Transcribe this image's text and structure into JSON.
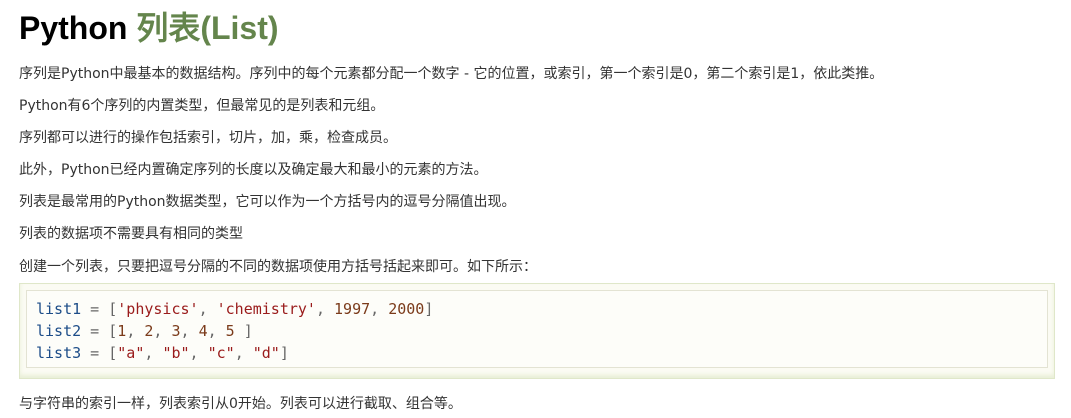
{
  "title": {
    "prefix": "Python ",
    "accent": "列表(List)"
  },
  "paragraphs": {
    "p1": "序列是Python中最基本的数据结构。序列中的每个元素都分配一个数字 - 它的位置，或索引，第一个索引是0，第二个索引是1，依此类推。",
    "p2": "Python有6个序列的内置类型，但最常见的是列表和元组。",
    "p3": "序列都可以进行的操作包括索引，切片，加，乘，检查成员。",
    "p4": "此外，Python已经内置确定序列的长度以及确定最大和最小的元素的方法。",
    "p5": "列表是最常用的Python数据类型，它可以作为一个方括号内的逗号分隔值出现。",
    "p6": "列表的数据项不需要具有相同的类型",
    "p7": "创建一个列表，只要把逗号分隔的不同的数据项使用方括号括起来即可。如下所示：",
    "p8": "与字符串的索引一样，列表索引从0开始。列表可以进行截取、组合等。"
  },
  "code": {
    "line1": {
      "var": "list1",
      "eq": " = ",
      "open": "[",
      "s1": "'physics'",
      "c1": ", ",
      "s2": "'chemistry'",
      "c2": ", ",
      "n1": "1997",
      "c3": ", ",
      "n2": "2000",
      "close": "]"
    },
    "line2": {
      "var": "list2",
      "eq": " = ",
      "open": "[",
      "n1": "1",
      "c1": ", ",
      "n2": "2",
      "c2": ", ",
      "n3": "3",
      "c3": ", ",
      "n4": "4",
      "c4": ", ",
      "n5": "5",
      "close": " ]"
    },
    "line3": {
      "var": "list3",
      "eq": " = ",
      "open": "[",
      "s1": "\"a\"",
      "c1": ", ",
      "s2": "\"b\"",
      "c2": ", ",
      "s3": "\"c\"",
      "c3": ", ",
      "s4": "\"d\"",
      "close": "]"
    }
  },
  "colors": {
    "title_accent": "#64854c",
    "body_text": "#333333",
    "code_bg": "#fbfbf3",
    "code_border": "#dfe7c9"
  }
}
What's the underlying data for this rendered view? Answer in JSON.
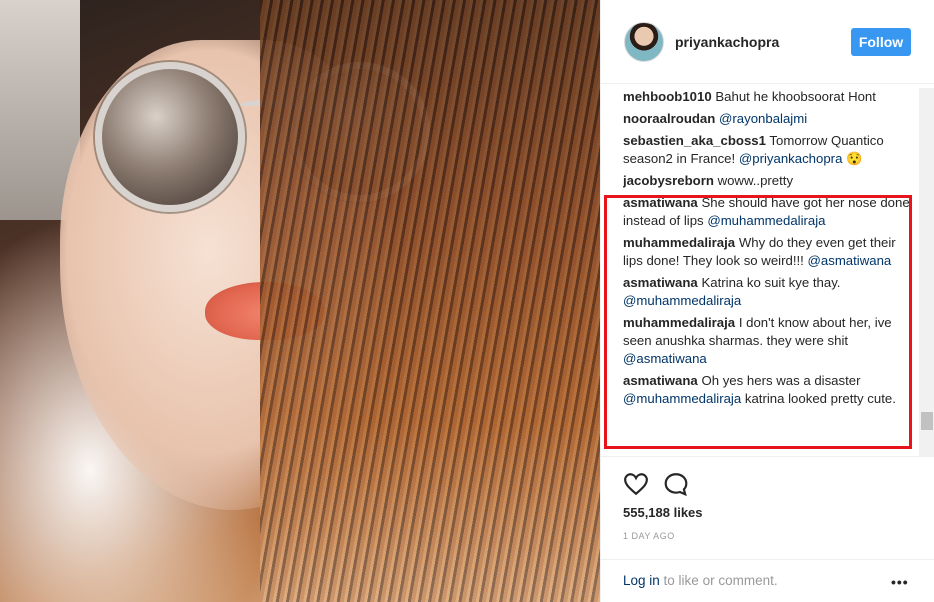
{
  "post": {
    "username": "priyankachopra",
    "follow_label": "Follow"
  },
  "comments": [
    {
      "author": "mehboob1010",
      "text": "Bahut he khoobsoorat Hont",
      "mention": ""
    },
    {
      "author": "nooraalroudan",
      "text": "",
      "mention": "@rayonbalajmi"
    },
    {
      "author": "sebastien_aka_cboss1",
      "text": "Tomorrow Quantico season2 in France!",
      "mention": "@priyankachopra",
      "suffix": "😯"
    },
    {
      "author": "jacobysreborn",
      "text": "woww..pretty",
      "mention": ""
    },
    {
      "author": "asmatiwana",
      "text": "She should have got her nose done instead of lips",
      "mention": "@muhammedaliraja"
    },
    {
      "author": "muhammedaliraja",
      "text": "Why do they even get their lips done! They look so weird!!!",
      "mention": "@asmatiwana"
    },
    {
      "author": "asmatiwana",
      "text": "Katrina ko suit kye thay.",
      "mention": "@muhammedaliraja"
    },
    {
      "author": "muhammedaliraja",
      "text": "I don't know about her, ive seen anushka sharmas. they were shit",
      "mention": "@asmatiwana"
    },
    {
      "author": "asmatiwana",
      "text": "Oh yes hers was a disaster",
      "mention": "@muhammedaliraja",
      "suffix": "katrina looked pretty cute."
    }
  ],
  "footer": {
    "likes": "555,188 likes",
    "time": "1 DAY AGO",
    "login_link": "Log in",
    "login_rest": " to like or comment.",
    "more": "•••"
  },
  "icons": {
    "like": "heart-icon",
    "comment": "speech-bubble-icon",
    "more": "more-options-icon"
  },
  "colors": {
    "follow_button": "#3897f0",
    "mention": "#003569",
    "highlight_box": "#e8141b"
  }
}
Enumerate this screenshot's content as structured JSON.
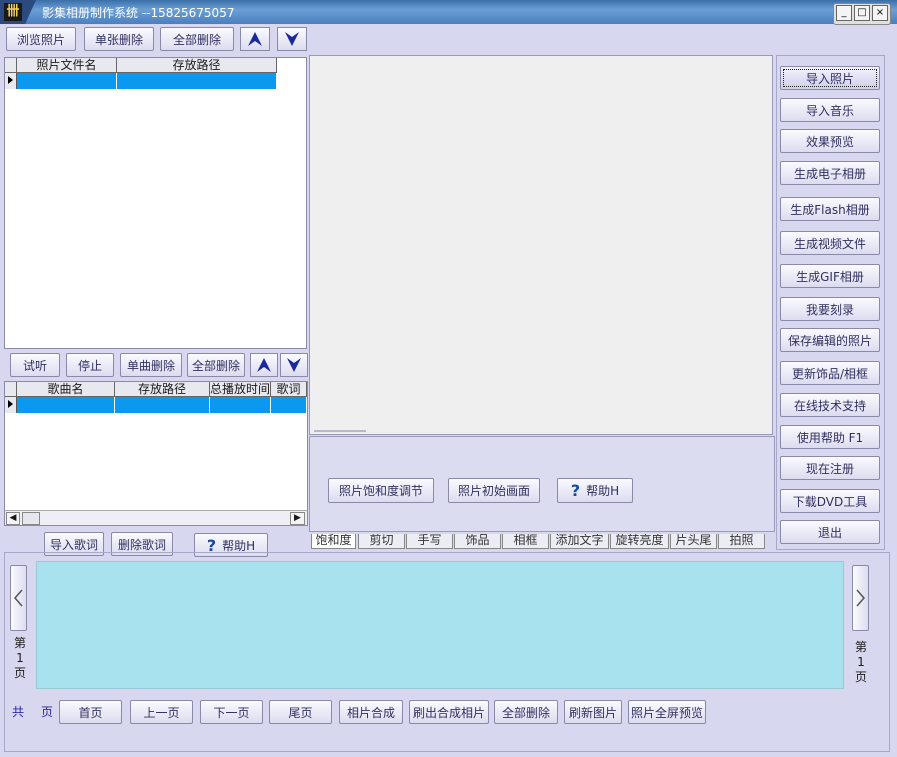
{
  "window": {
    "title": "影集相册制作系统  --15825675057"
  },
  "photo_toolbar": {
    "browse": "浏览照片",
    "delete_one": "单张删除",
    "delete_all": "全部删除"
  },
  "photo_table": {
    "columns": [
      "照片文件名",
      "存放路径"
    ]
  },
  "music_toolbar": {
    "listen": "试听",
    "stop": "停止",
    "delete_one": "单曲删除",
    "delete_all": "全部删除"
  },
  "music_table": {
    "columns": [
      "歌曲名",
      "存放路径",
      "总播放时间",
      "歌词"
    ]
  },
  "lyrics_buttons": {
    "import": "导入歌词",
    "delete": "删除歌词",
    "help": "帮助H"
  },
  "saturation_panel": {
    "adjust": "照片饱和度调节",
    "initial": "照片初始画面",
    "help": "帮助H"
  },
  "tabs": [
    "饱和度",
    "剪切",
    "手写",
    "饰品",
    "相框",
    "添加文字",
    "旋转亮度",
    "片头尾",
    "拍照"
  ],
  "right_menu": [
    "导入照片",
    "导入音乐",
    "效果预览",
    "生成电子相册",
    "生成Flash相册",
    "生成视频文件",
    "生成GIF相册",
    "我要刻录",
    "保存编辑的照片",
    "更新饰品/相框",
    "在线技术支持",
    "使用帮助  F1",
    "现在注册",
    "下载DVD工具",
    "退出"
  ],
  "pager": {
    "left_page": [
      "第",
      "1",
      "页"
    ],
    "right_page": [
      "第",
      "1",
      "页"
    ],
    "total_label": "共",
    "pages_label": "页",
    "first": "首页",
    "prev": "上一页",
    "next": "下一页",
    "last": "尾页",
    "compose": "相片合成",
    "brush_out": "刷出合成相片",
    "delete_all": "全部删除",
    "refresh": "刷新图片",
    "fullscreen": "照片全屏预览"
  },
  "colors": {
    "titlebar": "#4a7fc0",
    "selection": "#0a99ee",
    "thumb_strip": "#a8e2ee",
    "background": "#d7d7ef",
    "arrow": "#1a2a9a"
  }
}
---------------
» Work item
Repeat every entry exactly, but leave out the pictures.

» Solution to this exercise
Transcribe this image's text and structure into JSON.
{
  "title": {
    "prefix": "Python ",
    "accent": "列表(List)"
  },
  "paragraphs": {
    "p1": "序列是Python中最基本的数据结构。序列中的每个元素都分配一个数字 - 它的位置，或索引，第一个索引是0，第二个索引是1，依此类推。",
    "p2": "Python有6个序列的内置类型，但最常见的是列表和元组。",
    "p3": "序列都可以进行的操作包括索引，切片，加，乘，检查成员。",
    "p4": "此外，Python已经内置确定序列的长度以及确定最大和最小的元素的方法。",
    "p5": "列表是最常用的Python数据类型，它可以作为一个方括号内的逗号分隔值出现。",
    "p6": "列表的数据项不需要具有相同的类型",
    "p7": "创建一个列表，只要把逗号分隔的不同的数据项使用方括号括起来即可。如下所示：",
    "p8": "与字符串的索引一样，列表索引从0开始。列表可以进行截取、组合等。"
  },
  "code": {
    "line1": {
      "var": "list1",
      "eq": " = ",
      "open": "[",
      "s1": "'physics'",
      "c1": ", ",
      "s2": "'chemistry'",
      "c2": ", ",
      "n1": "1997",
      "c3": ", ",
      "n2": "2000",
      "close": "]"
    },
    "line2": {
      "var": "list2",
      "eq": " = ",
      "open": "[",
      "n1": "1",
      "c1": ", ",
      "n2": "2",
      "c2": ", ",
      "n3": "3",
      "c3": ", ",
      "n4": "4",
      "c4": ", ",
      "n5": "5",
      "close": " ]"
    },
    "line3": {
      "var": "list3",
      "eq": " = ",
      "open": "[",
      "s1": "\"a\"",
      "c1": ", ",
      "s2": "\"b\"",
      "c2": ", ",
      "s3": "\"c\"",
      "c3": ", ",
      "s4": "\"d\"",
      "close": "]"
    }
  },
  "colors": {
    "title_accent": "#64854c",
    "body_text": "#333333",
    "code_bg": "#fbfbf3",
    "code_border": "#dfe7c9"
  }
}
What's the underlying data for this rendered view? Answer in JSON.
{
  "post": {
    "username": "priyankachopra",
    "follow_label": "Follow"
  },
  "comments": [
    {
      "author": "mehboob1010",
      "text": "Bahut he khoobsoorat Hont",
      "mention": ""
    },
    {
      "author": "nooraalroudan",
      "text": "",
      "mention": "@rayonbalajmi"
    },
    {
      "author": "sebastien_aka_cboss1",
      "text": "Tomorrow Quantico season2 in France!",
      "mention": "@priyankachopra",
      "suffix": "😯"
    },
    {
      "author": "jacobysreborn",
      "text": "woww..pretty",
      "mention": ""
    },
    {
      "author": "asmatiwana",
      "text": "She should have got her nose done instead of lips",
      "mention": "@muhammedaliraja"
    },
    {
      "author": "muhammedaliraja",
      "text": "Why do they even get their lips done! They look so weird!!!",
      "mention": "@asmatiwana"
    },
    {
      "author": "asmatiwana",
      "text": "Katrina ko suit kye thay.",
      "mention": "@muhammedaliraja"
    },
    {
      "author": "muhammedaliraja",
      "text": "I don't know about her, ive seen anushka sharmas. they were shit",
      "mention": "@asmatiwana"
    },
    {
      "author": "asmatiwana",
      "text": "Oh yes hers was a disaster",
      "mention": "@muhammedaliraja",
      "suffix": "katrina looked pretty cute."
    }
  ],
  "footer": {
    "likes": "555,188 likes",
    "time": "1 DAY AGO",
    "login_link": "Log in",
    "login_rest": " to like or comment.",
    "more": "•••"
  },
  "icons": {
    "like": "heart-icon",
    "comment": "speech-bubble-icon",
    "more": "more-options-icon"
  },
  "colors": {
    "follow_button": "#3897f0",
    "mention": "#003569",
    "highlight_box": "#e8141b"
  }
}
Enumerate this screenshot's content as structured JSON.
{
  "window": {
    "title": "影集相册制作系统  --15825675057"
  },
  "photo_toolbar": {
    "browse": "浏览照片",
    "delete_one": "单张删除",
    "delete_all": "全部删除"
  },
  "photo_table": {
    "columns": [
      "照片文件名",
      "存放路径"
    ]
  },
  "music_toolbar": {
    "listen": "试听",
    "stop": "停止",
    "delete_one": "单曲删除",
    "delete_all": "全部删除"
  },
  "music_table": {
    "columns": [
      "歌曲名",
      "存放路径",
      "总播放时间",
      "歌词"
    ]
  },
  "lyrics_buttons": {
    "import": "导入歌词",
    "delete": "删除歌词",
    "help": "帮助H"
  },
  "saturation_panel": {
    "adjust": "照片饱和度调节",
    "initial": "照片初始画面",
    "help": "帮助H"
  },
  "tabs": [
    "饱和度",
    "剪切",
    "手写",
    "饰品",
    "相框",
    "添加文字",
    "旋转亮度",
    "片头尾",
    "拍照"
  ],
  "right_menu": [
    "导入照片",
    "导入音乐",
    "效果预览",
    "生成电子相册",
    "生成Flash相册",
    "生成视频文件",
    "生成GIF相册",
    "我要刻录",
    "保存编辑的照片",
    "更新饰品/相框",
    "在线技术支持",
    "使用帮助  F1",
    "现在注册",
    "下载DVD工具",
    "退出"
  ],
  "pager": {
    "left_page": [
      "第",
      "1",
      "页"
    ],
    "right_page": [
      "第",
      "1",
      "页"
    ],
    "total_label": "共",
    "pages_label": "页",
    "first": "首页",
    "prev": "上一页",
    "next": "下一页",
    "last": "尾页",
    "compose": "相片合成",
    "brush_out": "刷出合成相片",
    "delete_all": "全部删除",
    "refresh": "刷新图片",
    "fullscreen": "照片全屏预览"
  },
  "colors": {
    "titlebar": "#4a7fc0",
    "selection": "#0a99ee",
    "thumb_strip": "#a8e2ee",
    "background": "#d7d7ef",
    "arrow": "#1a2a9a"
  }
}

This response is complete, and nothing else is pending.